It turns out the problem was: the filename ended with a dot, e.g. it was something like “C:\Temp\Stuff\Sales Agreement.“. As far as Windows is concerned this is an invalid file name: so although it gets reported in a directory listing, the standard Windows APIs for manipulating files subsequently deny its existence.

So how did this file get created in the first place? The answer: a Mac. The file was on a file share which had been accessed by a Mac user. Macs tend to write all sorts of metadata to extra “._DSStore” files and suchlike and had left this file behind.

So if Windows doesn’t appear to allow these file names, how did they get to be created? Well, it turns out that NTFS allows all sort of file name/path weirdness that Windows, or specifically the Win32 API, doesn’t allow. For example, NTFS actually allows file paths up to 32K but Windows restricts file paths to no more than 260 characters (MAX_PATH). I suppose this is all for DOS/Windows 9x backwards compatibility. As these files were being accessed over a file share I guess the usual Win32 checks are bypassed.

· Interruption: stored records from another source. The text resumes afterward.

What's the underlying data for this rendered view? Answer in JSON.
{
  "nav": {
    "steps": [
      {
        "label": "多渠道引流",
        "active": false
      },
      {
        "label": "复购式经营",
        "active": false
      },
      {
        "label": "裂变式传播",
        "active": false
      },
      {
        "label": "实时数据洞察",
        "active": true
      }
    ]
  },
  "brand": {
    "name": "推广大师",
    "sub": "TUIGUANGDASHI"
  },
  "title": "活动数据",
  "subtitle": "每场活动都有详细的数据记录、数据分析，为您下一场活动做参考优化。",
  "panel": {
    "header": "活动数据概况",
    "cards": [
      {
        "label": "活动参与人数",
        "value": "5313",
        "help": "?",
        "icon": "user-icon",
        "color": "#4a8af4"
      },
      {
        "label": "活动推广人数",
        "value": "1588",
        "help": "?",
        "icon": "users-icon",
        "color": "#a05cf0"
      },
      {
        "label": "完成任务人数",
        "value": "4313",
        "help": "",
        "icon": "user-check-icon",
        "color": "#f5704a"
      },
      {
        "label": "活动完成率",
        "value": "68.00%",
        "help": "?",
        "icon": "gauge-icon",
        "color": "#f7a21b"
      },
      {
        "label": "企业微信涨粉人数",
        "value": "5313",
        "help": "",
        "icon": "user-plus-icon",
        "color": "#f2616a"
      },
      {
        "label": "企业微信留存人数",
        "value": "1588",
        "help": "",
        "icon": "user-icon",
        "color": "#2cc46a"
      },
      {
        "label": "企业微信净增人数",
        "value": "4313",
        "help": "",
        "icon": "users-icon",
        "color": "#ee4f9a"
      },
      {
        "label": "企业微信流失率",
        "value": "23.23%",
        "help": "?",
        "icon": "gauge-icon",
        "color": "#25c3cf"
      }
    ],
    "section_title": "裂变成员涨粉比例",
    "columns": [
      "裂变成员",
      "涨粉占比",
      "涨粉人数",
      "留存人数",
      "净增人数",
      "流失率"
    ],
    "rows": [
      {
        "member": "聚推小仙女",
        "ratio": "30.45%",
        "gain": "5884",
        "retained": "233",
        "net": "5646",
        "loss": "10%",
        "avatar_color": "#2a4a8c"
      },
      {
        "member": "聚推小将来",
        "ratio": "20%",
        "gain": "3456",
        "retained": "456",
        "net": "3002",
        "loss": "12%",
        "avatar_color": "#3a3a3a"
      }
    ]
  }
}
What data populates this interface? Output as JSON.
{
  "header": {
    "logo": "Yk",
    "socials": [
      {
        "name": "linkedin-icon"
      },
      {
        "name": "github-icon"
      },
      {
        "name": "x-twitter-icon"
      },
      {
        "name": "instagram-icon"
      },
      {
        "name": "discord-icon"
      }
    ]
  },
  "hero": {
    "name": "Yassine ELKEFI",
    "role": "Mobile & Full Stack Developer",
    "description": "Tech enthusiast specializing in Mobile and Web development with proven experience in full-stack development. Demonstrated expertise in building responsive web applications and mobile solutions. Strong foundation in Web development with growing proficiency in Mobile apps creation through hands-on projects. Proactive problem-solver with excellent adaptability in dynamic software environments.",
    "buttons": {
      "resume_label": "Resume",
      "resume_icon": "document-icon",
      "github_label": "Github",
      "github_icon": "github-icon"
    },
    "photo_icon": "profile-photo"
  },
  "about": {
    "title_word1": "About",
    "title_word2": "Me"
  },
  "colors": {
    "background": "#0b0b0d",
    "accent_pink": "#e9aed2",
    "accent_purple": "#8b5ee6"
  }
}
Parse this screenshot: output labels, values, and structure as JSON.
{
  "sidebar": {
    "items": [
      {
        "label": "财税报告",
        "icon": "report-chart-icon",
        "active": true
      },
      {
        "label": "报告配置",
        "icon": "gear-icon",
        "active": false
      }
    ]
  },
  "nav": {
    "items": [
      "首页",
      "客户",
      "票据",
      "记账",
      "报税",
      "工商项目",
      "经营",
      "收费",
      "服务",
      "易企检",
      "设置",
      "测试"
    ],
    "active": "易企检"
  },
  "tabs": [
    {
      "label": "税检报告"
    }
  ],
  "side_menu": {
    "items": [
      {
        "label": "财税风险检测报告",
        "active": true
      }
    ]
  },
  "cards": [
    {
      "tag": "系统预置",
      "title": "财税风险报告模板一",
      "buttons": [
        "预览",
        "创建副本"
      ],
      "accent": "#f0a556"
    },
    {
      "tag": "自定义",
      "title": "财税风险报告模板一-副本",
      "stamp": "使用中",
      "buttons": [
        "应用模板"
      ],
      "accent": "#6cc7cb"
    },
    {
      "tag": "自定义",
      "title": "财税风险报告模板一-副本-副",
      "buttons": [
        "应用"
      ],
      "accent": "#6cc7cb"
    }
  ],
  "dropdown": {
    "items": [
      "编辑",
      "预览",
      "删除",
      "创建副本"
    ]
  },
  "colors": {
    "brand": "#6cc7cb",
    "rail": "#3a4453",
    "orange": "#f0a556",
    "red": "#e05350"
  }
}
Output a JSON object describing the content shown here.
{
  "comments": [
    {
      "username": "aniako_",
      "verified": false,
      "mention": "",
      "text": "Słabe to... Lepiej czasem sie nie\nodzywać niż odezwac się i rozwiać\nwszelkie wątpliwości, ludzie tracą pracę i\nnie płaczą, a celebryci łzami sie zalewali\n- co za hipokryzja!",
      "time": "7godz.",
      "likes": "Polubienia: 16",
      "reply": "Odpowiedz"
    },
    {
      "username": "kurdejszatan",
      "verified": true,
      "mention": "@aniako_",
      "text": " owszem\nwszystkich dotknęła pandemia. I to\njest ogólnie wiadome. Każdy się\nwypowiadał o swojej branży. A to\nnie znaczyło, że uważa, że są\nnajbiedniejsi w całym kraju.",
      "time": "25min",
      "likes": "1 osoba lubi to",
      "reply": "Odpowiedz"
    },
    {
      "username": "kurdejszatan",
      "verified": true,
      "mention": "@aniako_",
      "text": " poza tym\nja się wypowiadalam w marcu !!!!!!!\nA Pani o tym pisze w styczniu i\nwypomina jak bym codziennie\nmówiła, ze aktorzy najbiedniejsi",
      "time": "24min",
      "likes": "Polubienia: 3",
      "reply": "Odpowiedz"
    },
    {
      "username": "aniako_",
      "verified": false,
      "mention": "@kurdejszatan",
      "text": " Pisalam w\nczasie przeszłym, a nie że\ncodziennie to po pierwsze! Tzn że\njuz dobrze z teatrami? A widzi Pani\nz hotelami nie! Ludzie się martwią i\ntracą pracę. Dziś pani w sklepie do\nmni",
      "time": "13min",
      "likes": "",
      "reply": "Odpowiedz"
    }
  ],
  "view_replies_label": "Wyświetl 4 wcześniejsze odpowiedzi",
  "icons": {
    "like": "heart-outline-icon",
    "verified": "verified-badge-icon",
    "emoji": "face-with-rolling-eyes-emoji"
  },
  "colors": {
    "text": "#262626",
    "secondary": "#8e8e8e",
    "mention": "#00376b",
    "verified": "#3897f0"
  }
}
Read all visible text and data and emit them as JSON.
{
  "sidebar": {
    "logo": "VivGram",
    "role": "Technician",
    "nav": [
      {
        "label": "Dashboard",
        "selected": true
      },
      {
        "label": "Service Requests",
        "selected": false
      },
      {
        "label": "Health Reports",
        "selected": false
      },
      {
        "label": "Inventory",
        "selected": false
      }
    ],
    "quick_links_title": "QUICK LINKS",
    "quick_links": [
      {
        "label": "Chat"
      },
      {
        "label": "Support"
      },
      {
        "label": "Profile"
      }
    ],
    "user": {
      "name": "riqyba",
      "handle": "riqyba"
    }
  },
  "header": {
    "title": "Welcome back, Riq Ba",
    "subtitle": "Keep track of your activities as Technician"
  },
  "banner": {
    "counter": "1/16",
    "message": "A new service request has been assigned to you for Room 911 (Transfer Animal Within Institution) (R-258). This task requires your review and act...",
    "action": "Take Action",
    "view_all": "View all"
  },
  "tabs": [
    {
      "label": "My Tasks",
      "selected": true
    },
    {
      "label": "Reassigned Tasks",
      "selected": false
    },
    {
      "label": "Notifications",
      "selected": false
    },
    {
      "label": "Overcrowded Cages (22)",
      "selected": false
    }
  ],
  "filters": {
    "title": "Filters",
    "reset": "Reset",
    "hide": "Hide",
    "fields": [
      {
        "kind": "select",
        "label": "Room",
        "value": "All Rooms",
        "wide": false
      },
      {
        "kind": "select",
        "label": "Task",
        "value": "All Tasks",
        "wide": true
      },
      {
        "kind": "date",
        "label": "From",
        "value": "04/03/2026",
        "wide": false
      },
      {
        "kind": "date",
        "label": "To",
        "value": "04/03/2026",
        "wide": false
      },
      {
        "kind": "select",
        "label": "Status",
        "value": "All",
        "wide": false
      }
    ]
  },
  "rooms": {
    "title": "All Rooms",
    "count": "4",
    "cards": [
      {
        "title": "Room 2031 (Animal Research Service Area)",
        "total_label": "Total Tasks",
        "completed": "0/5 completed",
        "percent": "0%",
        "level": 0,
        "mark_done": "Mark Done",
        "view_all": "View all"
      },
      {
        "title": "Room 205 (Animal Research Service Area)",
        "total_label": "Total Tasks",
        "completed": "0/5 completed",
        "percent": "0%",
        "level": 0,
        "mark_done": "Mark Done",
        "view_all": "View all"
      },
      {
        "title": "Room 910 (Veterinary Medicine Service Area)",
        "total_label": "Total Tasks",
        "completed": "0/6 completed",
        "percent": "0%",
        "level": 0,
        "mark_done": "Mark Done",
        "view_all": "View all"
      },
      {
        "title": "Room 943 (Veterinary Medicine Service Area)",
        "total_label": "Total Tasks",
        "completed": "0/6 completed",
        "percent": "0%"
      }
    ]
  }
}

But thankfully you can get Win32 to ignore these checks by prefixing your file paths with \\?\, (ie. C:\Temp\SomeFile.txt becomes \\?\C:\Temp\SomeFile.txt) which I discovered after reading this blog post about long paths in .NET.

So at a command prompt (Start > All Programs > Accessories > Command Prompt) I was able to delete the file using:
del “\\?\C:\Temp\Stuff\Sales Agreement.”

Note: On Windows 7 it seems you can just use wildcards without the \\?\ trick to delete the offending files: e.g.
del c:\temp\somefil*

If it’s a folder/directory you’re trying to delete use the rd or rmdir command, e.g.:
rd /s “\\?\C:\Documents and Settings\User\Desktop\Annoying Folder.”

Tip: as you’re typing the file/directory name use the TAB key to auto-complete the name (press TAB repeatedly to cycle through possible names).


see also